▶ _Exercise details_: In full and word for word, give the records again.

[Data about app and page elements]

※

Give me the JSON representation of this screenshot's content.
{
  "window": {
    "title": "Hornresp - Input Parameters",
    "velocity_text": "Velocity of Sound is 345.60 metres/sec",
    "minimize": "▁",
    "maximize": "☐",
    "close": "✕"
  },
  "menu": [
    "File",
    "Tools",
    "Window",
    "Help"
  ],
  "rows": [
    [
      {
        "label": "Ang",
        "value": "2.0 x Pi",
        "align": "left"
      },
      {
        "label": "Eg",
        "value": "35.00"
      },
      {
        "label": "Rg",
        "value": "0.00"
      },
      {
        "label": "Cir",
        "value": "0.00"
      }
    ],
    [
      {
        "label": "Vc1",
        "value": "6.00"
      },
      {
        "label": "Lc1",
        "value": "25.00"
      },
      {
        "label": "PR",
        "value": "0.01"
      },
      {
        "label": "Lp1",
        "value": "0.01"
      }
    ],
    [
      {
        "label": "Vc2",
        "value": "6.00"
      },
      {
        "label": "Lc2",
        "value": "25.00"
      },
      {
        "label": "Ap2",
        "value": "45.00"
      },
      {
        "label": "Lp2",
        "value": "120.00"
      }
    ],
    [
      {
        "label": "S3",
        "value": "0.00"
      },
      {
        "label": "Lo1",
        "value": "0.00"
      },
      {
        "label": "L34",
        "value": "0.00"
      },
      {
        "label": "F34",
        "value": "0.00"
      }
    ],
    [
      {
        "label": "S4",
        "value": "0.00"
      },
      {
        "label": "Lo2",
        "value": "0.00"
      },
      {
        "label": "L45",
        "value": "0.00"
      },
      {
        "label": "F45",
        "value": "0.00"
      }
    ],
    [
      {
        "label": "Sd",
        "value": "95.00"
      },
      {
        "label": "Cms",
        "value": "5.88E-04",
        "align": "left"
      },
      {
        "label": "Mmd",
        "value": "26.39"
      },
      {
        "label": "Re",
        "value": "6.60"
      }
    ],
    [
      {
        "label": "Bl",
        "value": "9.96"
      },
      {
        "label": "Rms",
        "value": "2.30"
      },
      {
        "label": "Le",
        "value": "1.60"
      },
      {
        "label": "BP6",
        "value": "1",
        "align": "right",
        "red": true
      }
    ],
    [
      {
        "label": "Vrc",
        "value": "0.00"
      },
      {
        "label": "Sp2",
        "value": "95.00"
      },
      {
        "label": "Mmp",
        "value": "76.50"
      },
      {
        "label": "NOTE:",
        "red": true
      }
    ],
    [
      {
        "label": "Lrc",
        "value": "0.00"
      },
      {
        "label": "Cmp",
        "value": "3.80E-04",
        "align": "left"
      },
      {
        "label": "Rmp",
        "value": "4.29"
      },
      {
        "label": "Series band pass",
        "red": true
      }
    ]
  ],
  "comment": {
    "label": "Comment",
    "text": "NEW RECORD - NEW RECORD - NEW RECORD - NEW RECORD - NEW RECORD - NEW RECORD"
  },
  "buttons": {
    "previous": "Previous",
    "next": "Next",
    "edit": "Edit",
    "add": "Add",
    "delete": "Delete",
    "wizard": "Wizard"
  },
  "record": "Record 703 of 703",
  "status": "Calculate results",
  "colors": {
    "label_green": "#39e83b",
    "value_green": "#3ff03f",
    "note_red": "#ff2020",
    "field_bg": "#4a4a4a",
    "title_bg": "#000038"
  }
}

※

▶ _Output of the task_:
Give me the JSON representation of this screenshot's content.
{
  "window": {
    "title": "Hornresp - Input Parameters",
    "velocity_text": "Velocity of Sound is 345.60 metres/sec",
    "minimize": "▁",
    "maximize": "☐",
    "close": "✕"
  },
  "menu": [
    "File",
    "Tools",
    "Window",
    "Help"
  ],
  "rows": [
    [
      {
        "label": "Ang",
        "value": "2.0 x Pi",
        "align": "left"
      },
      {
        "label": "Eg",
        "value": "35.00"
      },
      {
        "label": "Rg",
        "value": "0.00"
      },
      {
        "label": "Cir",
        "value": "0.00"
      }
    ],
    [
      {
        "label": "Vc1",
        "value": "6.00"
      },
      {
        "label": "Lc1",
        "value": "25.00"
      },
      {
        "label": "PR",
        "value": "0.01"
      },
      {
        "label": "Lp1",
        "value": "0.01"
      }
    ],
    [
      {
        "label": "Vc2",
        "value": "6.00"
      },
      {
        "label": "Lc2",
        "value": "25.00"
      },
      {
        "label": "Ap2",
        "value": "45.00"
      },
      {
        "label": "Lp2",
        "value": "120.00"
      }
    ],
    [
      {
        "label": "S3",
        "value": "0.00"
      },
      {
        "label": "Lo1",
        "value": "0.00"
      },
      {
        "label": "L34",
        "value": "0.00"
      },
      {
        "label": "F34",
        "value": "0.00"
      }
    ],
    [
      {
        "label": "S4",
        "value": "0.00"
      },
      {
        "label": "Lo2",
        "value": "0.00"
      },
      {
        "label": "L45",
        "value": "0.00"
      },
      {
        "label": "F45",
        "value": "0.00"
      }
    ],
    [
      {
        "label": "Sd",
        "value": "95.00"
      },
      {
        "label": "Cms",
        "value": "5.88E-04",
        "align": "left"
      },
      {
        "label": "Mmd",
        "value": "26.39"
      },
      {
        "label": "Re",
        "value": "6.60"
      }
    ],
    [
      {
        "label": "Bl",
        "value": "9.96"
      },
      {
        "label": "Rms",
        "value": "2.30"
      },
      {
        "label": "Le",
        "value": "1.60"
      },
      {
        "label": "BP6",
        "value": "1",
        "align": "right",
        "red": true
      }
    ],
    [
      {
        "label": "Vrc",
        "value": "0.00"
      },
      {
        "label": "Sp2",
        "value": "95.00"
      },
      {
        "label": "Mmp",
        "value": "76.50"
      },
      {
        "label": "NOTE:",
        "red": true
      }
    ],
    [
      {
        "label": "Lrc",
        "value": "0.00"
      },
      {
        "label": "Cmp",
        "value": "3.80E-04",
        "align": "left"
      },
      {
        "label": "Rmp",
        "value": "4.29"
      },
      {
        "label": "Series band pass",
        "red": true
      }
    ]
  ],
  "comment": {
    "label": "Comment",
    "text": "NEW RECORD - NEW RECORD - NEW RECORD - NEW RECORD - NEW RECORD - NEW RECORD"
  },
  "buttons": {
    "previous": "Previous",
    "next": "Next",
    "edit": "Edit",
    "add": "Add",
    "delete": "Delete",
    "wizard": "Wizard"
  },
  "record": "Record 703 of 703",
  "status": "Calculate results",
  "colors": {
    "label_green": "#39e83b",
    "value_green": "#3ff03f",
    "note_red": "#ff2020",
    "field_bg": "#4a4a4a",
    "title_bg": "#000038"
  }
}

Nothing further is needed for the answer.